Thursday, February 26, 2009

My First Computer

My very first computer was a Video Genie (aka Dick Smith System 80). It was a clone of the popular TRS-80 (often called the trash 80). I was a student at the time and paid for it with money earned working on the weekends and school holidays. It took me a whole 3 months to save up to buy it. The guy I worked for could not see the point.

For those who don't know the machine, it had a cassette player for saving and loading programs in Basic.

The first game I remember playing was Hunt the Wumpus which I entered by hand from Creative Computing. I wrote my own version of the game with 3 interlinked layers, but sadly I have lost the code.

Very few of my peers had computers of their own. One guy (David ????) built his own computer and had to programme it by hand one step at a time, although I think this was before I got the System 80.

The second computer I owned was a Sinclair ZX-81. I was working by this stage and I bought an after-market keyboard and disc drive to augment the cassette drive.

After that it was onto a MicroBee, which I mainly bought because it had a Zilog Z80 microprocessor and I wanted to learn assembler. This was with the aim of making a Z80 based controller for my ICON IC-720 amateur radio transceiver. The unit had a bi-directional data port on the back, and I initially built a discrete controller with about 30 integrated circuits. I still have it and it still works!

I never did get around to building the Z80-based unit, but I found the chips and data books in the garage a couple of months ago.

One odd memory I have is of selling the ZX-81. The guys who came to house to look at it all had beards - not sure why I remember that - and seemed intensely interested in all the details of the mods I'd made. At the time I thought they were a bit 'odd', but these days nothing out of the ordinary in the software world!

I was PC-less for several years after that - I thought I'd spent too much and got more interested in music (CD's had just come out).

What was your first PC (link from the comments)?
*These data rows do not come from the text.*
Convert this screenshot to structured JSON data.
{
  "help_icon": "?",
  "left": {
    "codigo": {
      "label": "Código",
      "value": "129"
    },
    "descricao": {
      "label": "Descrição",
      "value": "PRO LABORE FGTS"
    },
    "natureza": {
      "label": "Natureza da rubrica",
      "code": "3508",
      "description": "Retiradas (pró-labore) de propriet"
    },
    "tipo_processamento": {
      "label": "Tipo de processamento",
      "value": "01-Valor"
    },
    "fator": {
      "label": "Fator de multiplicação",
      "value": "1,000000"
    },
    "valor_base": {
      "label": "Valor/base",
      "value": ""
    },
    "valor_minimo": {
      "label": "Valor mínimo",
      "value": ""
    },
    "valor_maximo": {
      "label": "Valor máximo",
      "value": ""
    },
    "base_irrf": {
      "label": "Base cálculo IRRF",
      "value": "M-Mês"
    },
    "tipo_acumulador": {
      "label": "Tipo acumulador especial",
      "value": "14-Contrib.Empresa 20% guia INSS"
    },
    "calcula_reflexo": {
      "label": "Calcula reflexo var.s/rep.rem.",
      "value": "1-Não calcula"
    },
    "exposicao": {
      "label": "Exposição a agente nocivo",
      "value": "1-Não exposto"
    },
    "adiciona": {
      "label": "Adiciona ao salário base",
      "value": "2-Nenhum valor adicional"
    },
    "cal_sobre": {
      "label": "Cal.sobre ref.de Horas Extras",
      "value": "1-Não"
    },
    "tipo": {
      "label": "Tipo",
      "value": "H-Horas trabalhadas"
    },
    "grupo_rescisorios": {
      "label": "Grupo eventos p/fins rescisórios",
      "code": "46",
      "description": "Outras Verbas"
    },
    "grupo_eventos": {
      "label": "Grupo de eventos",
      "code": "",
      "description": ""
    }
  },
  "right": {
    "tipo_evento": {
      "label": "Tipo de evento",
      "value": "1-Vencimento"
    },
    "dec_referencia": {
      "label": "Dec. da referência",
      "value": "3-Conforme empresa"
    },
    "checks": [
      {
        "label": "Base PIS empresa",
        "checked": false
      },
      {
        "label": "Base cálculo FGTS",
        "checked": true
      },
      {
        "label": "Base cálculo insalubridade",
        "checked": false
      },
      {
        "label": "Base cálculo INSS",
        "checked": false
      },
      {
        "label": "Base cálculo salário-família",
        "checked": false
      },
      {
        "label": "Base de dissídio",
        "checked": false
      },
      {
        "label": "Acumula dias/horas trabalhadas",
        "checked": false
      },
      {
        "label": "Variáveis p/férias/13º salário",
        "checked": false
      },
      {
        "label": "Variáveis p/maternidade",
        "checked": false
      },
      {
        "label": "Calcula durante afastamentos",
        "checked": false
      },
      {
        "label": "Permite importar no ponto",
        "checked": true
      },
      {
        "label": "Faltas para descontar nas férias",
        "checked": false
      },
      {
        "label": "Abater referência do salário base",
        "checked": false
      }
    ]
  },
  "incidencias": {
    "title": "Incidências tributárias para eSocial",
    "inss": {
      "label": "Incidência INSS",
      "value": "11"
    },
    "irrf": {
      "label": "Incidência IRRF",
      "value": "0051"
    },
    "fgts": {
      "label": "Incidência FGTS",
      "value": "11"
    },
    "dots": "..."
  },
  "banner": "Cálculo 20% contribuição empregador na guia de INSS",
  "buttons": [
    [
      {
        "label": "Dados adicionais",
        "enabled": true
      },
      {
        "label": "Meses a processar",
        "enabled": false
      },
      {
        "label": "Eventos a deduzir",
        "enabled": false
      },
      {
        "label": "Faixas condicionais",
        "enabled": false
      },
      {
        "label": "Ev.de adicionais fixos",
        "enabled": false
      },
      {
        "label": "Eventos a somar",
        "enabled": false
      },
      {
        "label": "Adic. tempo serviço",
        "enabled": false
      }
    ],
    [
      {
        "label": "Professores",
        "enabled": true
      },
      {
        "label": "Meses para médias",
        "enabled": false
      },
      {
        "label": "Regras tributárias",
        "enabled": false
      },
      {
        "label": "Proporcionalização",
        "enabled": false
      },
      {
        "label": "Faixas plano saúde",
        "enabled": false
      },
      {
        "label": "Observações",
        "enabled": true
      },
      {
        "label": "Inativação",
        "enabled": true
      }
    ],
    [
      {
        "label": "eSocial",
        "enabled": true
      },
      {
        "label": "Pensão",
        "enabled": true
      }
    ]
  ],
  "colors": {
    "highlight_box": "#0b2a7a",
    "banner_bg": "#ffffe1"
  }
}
Tuesday, February 10, 2009

Book Review: The Public Domain by James Boyle

Over summer I read a bunch of books, including "The Public Domain: Enclosing the Commons of the Mind" by James Boyle.

In this book Boyle explains why the Public Domain is important and shows how it is being eroded by current Intellectual Property (IP) laws and practices. IP is defined as Copyrights, Patents, and Trademarks.

The book begins by explaining why we need IP, and then moves on to outline "The Jefferson Warning" - some basic principles that should govern the implementation of an IP system in society.

The central argument is that the scope of IP should be limited to only cover the minimum required to create the effect (an incentive to create) desired.

The third chapter compares the enclosure (migration of property from public shared ownership to private controlled ownership) of land with the enclosure of intangible things and asks if this is a good idea.

The Internet Threat is explained in chapter 4, and this outlines how the threat of costless copying has been framed to law makers in a way that (possibly) overstates the impact the internet might have on IP.

Chapter 5 is an allegory call the Farmers Tale which helps us to understand the concept of trespass, and how this relates to the DMCA.

Chapter 6 has the history of the Ray Charles song I Got A Woman. The song was a product of what went before it, and has been the source for other material since. Boyle argues convincingly that this is the stuff of culture, but that the scope of IP law is too wide, shutting down important cultural innovation.

Chapter 7 moves the argument into the field of science and technology with two case studies. The second of these is a look at synthetic biology - something I knew nothing about - and it was interesting to get some understanding of the concerns of those involved in this bleeding edge research.

A Creative Commons is dealt with in chapter 8 where Boyle draws parallels between the CC movement and those of Free and Open Source Software.

Chapter 9 is an expose of the processes used to change laws, and how these changes often are not supported by factual research. In the example used, the copyrighting of databases in the EU, Boyle shows that the law change did not have the desired effect.

In Chapter 10 Boyle asks if we can learn from the environmental movement; an understanding of these issues has become normalised over time. Will this happen with the Public Domain? Can society get to the point where there is a common understanding of the issues at stake?

I liked this book a lot. If you are having trouble understanding the Public Domain and it relationship to IP, you should read it. Boyle moves you from the familiar to the unfamiliar, and frames his arguments in a logical way and provides plenty of background material.

Boyle is clearly in favour of a strong Public Domain, but presents both sides of the debate in a way that helps you understand the issues from new perspectives.